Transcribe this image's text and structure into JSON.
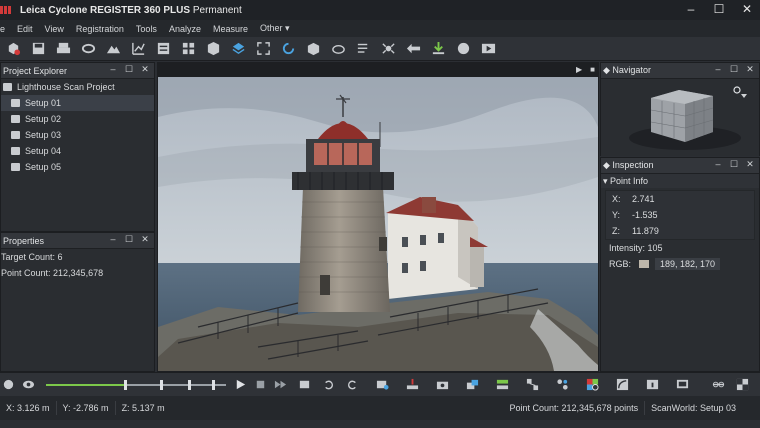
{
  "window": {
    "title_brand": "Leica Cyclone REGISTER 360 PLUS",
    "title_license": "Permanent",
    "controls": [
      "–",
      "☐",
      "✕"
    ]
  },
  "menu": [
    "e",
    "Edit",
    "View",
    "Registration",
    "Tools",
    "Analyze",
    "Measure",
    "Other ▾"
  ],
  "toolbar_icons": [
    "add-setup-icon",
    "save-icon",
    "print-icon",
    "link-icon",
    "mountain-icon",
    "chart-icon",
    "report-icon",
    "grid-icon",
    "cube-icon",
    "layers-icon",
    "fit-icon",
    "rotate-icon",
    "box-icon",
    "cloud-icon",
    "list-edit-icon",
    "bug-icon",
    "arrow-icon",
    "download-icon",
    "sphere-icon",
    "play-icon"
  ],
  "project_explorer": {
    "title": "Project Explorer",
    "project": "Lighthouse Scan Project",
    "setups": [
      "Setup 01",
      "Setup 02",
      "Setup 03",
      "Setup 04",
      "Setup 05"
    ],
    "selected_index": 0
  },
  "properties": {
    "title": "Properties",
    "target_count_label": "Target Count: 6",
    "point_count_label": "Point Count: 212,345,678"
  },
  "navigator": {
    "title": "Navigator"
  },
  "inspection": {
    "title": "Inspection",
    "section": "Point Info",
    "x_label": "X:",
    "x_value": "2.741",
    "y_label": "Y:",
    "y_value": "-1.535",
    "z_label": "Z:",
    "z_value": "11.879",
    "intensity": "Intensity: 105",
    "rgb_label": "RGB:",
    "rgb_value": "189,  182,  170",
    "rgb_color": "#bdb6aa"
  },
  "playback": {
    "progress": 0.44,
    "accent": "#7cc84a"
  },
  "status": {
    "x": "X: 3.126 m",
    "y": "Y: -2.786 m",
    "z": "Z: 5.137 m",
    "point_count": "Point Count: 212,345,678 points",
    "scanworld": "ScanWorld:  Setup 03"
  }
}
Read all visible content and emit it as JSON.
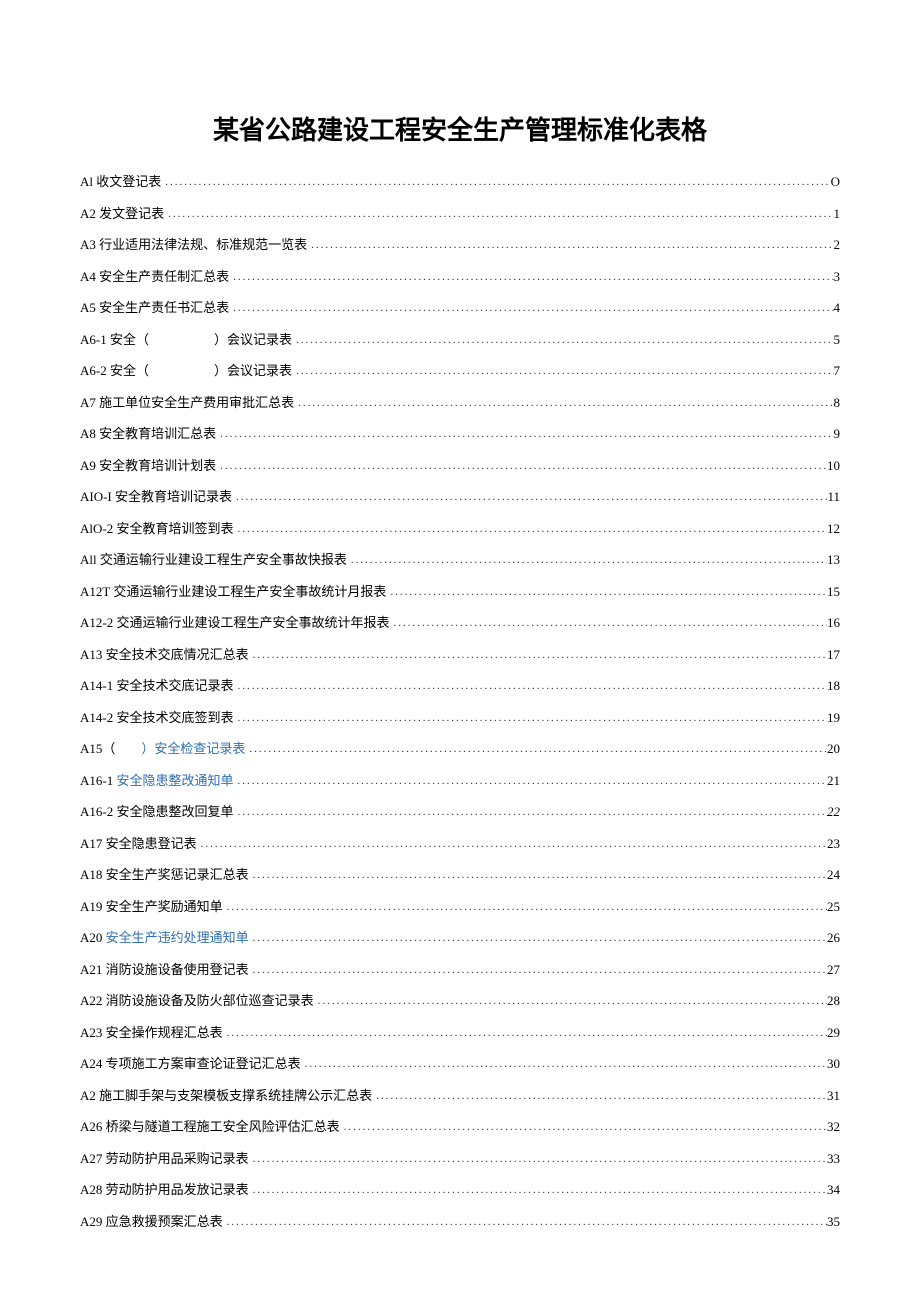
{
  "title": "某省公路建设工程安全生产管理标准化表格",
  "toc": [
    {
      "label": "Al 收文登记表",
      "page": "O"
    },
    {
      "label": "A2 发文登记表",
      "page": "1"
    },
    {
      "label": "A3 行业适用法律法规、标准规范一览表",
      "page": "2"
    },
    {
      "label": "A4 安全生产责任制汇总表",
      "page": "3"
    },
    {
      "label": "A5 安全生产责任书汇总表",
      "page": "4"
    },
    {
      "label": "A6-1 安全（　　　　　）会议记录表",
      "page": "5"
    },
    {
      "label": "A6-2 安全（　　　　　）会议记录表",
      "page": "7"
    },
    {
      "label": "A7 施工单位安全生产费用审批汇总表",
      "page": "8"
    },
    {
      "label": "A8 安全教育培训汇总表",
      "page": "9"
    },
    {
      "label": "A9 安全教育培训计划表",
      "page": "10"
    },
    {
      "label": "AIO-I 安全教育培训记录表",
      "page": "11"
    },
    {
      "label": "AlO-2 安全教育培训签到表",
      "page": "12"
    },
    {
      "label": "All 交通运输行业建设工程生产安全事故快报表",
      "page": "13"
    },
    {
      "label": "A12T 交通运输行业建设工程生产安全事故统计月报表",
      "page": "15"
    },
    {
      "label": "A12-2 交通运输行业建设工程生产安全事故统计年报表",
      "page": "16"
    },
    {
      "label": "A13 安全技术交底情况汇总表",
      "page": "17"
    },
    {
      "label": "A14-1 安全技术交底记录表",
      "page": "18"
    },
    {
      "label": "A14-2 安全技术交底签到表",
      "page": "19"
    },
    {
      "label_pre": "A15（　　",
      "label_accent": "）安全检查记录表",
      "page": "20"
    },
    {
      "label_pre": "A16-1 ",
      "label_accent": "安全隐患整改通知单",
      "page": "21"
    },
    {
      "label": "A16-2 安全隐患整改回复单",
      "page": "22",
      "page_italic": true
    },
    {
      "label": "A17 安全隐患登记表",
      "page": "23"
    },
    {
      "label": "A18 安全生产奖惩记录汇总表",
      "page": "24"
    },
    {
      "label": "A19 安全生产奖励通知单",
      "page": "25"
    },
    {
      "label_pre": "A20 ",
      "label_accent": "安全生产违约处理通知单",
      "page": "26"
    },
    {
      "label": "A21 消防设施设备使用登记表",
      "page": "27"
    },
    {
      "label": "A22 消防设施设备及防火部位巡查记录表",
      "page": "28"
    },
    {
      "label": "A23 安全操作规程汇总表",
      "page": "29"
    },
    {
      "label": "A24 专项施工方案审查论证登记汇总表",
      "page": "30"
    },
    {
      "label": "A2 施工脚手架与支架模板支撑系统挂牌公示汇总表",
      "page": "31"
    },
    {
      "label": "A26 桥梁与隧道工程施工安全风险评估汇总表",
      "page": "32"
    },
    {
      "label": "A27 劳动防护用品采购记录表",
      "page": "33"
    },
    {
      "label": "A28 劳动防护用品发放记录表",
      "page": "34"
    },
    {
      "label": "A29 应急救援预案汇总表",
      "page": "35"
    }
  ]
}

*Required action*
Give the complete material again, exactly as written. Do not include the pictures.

*Written response*
Transcribe this image's text and structure into JSON.
{
  "window": {
    "title_brand": "Leica Cyclone REGISTER 360 PLUS",
    "title_license": "Permanent",
    "controls": [
      "–",
      "☐",
      "✕"
    ]
  },
  "menu": [
    "e",
    "Edit",
    "View",
    "Registration",
    "Tools",
    "Analyze",
    "Measure",
    "Other ▾"
  ],
  "toolbar_icons": [
    "add-setup-icon",
    "save-icon",
    "print-icon",
    "link-icon",
    "mountain-icon",
    "chart-icon",
    "report-icon",
    "grid-icon",
    "cube-icon",
    "layers-icon",
    "fit-icon",
    "rotate-icon",
    "box-icon",
    "cloud-icon",
    "list-edit-icon",
    "bug-icon",
    "arrow-icon",
    "download-icon",
    "sphere-icon",
    "play-icon"
  ],
  "project_explorer": {
    "title": "Project Explorer",
    "project": "Lighthouse Scan Project",
    "setups": [
      "Setup 01",
      "Setup 02",
      "Setup 03",
      "Setup 04",
      "Setup 05"
    ],
    "selected_index": 0
  },
  "properties": {
    "title": "Properties",
    "target_count_label": "Target Count: 6",
    "point_count_label": "Point Count: 212,345,678"
  },
  "navigator": {
    "title": "Navigator"
  },
  "inspection": {
    "title": "Inspection",
    "section": "Point Info",
    "x_label": "X:",
    "x_value": "2.741",
    "y_label": "Y:",
    "y_value": "-1.535",
    "z_label": "Z:",
    "z_value": "11.879",
    "intensity": "Intensity: 105",
    "rgb_label": "RGB:",
    "rgb_value": "189,  182,  170",
    "rgb_color": "#bdb6aa"
  },
  "playback": {
    "progress": 0.44,
    "accent": "#7cc84a"
  },
  "status": {
    "x": "X: 3.126 m",
    "y": "Y: -2.786 m",
    "z": "Z: 5.137 m",
    "point_count": "Point Count: 212,345,678 points",
    "scanworld": "ScanWorld:  Setup 03"
  }
}
Read all visible content and emit it as JSON.
{
  "title": "某省公路建设工程安全生产管理标准化表格",
  "toc": [
    {
      "label": "Al 收文登记表",
      "page": "O"
    },
    {
      "label": "A2 发文登记表",
      "page": "1"
    },
    {
      "label": "A3 行业适用法律法规、标准规范一览表",
      "page": "2"
    },
    {
      "label": "A4 安全生产责任制汇总表",
      "page": "3"
    },
    {
      "label": "A5 安全生产责任书汇总表",
      "page": "4"
    },
    {
      "label": "A6-1 安全（　　　　　）会议记录表",
      "page": "5"
    },
    {
      "label": "A6-2 安全（　　　　　）会议记录表",
      "page": "7"
    },
    {
      "label": "A7 施工单位安全生产费用审批汇总表",
      "page": "8"
    },
    {
      "label": "A8 安全教育培训汇总表",
      "page": "9"
    },
    {
      "label": "A9 安全教育培训计划表",
      "page": "10"
    },
    {
      "label": "AIO-I 安全教育培训记录表",
      "page": "11"
    },
    {
      "label": "AlO-2 安全教育培训签到表",
      "page": "12"
    },
    {
      "label": "All 交通运输行业建设工程生产安全事故快报表",
      "page": "13"
    },
    {
      "label": "A12T 交通运输行业建设工程生产安全事故统计月报表",
      "page": "15"
    },
    {
      "label": "A12-2 交通运输行业建设工程生产安全事故统计年报表",
      "page": "16"
    },
    {
      "label": "A13 安全技术交底情况汇总表",
      "page": "17"
    },
    {
      "label": "A14-1 安全技术交底记录表",
      "page": "18"
    },
    {
      "label": "A14-2 安全技术交底签到表",
      "page": "19"
    },
    {
      "label_pre": "A15（　　",
      "label_accent": "）安全检查记录表",
      "page": "20"
    },
    {
      "label_pre": "A16-1 ",
      "label_accent": "安全隐患整改通知单",
      "page": "21"
    },
    {
      "label": "A16-2 安全隐患整改回复单",
      "page": "22",
      "page_italic": true
    },
    {
      "label": "A17 安全隐患登记表",
      "page": "23"
    },
    {
      "label": "A18 安全生产奖惩记录汇总表",
      "page": "24"
    },
    {
      "label": "A19 安全生产奖励通知单",
      "page": "25"
    },
    {
      "label_pre": "A20 ",
      "label_accent": "安全生产违约处理通知单",
      "page": "26"
    },
    {
      "label": "A21 消防设施设备使用登记表",
      "page": "27"
    },
    {
      "label": "A22 消防设施设备及防火部位巡查记录表",
      "page": "28"
    },
    {
      "label": "A23 安全操作规程汇总表",
      "page": "29"
    },
    {
      "label": "A24 专项施工方案审查论证登记汇总表",
      "page": "30"
    },
    {
      "label": "A2 施工脚手架与支架模板支撑系统挂牌公示汇总表",
      "page": "31"
    },
    {
      "label": "A26 桥梁与隧道工程施工安全风险评估汇总表",
      "page": "32"
    },
    {
      "label": "A27 劳动防护用品采购记录表",
      "page": "33"
    },
    {
      "label": "A28 劳动防护用品发放记录表",
      "page": "34"
    },
    {
      "label": "A29 应急救援预案汇总表",
      "page": "35"
    }
  ]
}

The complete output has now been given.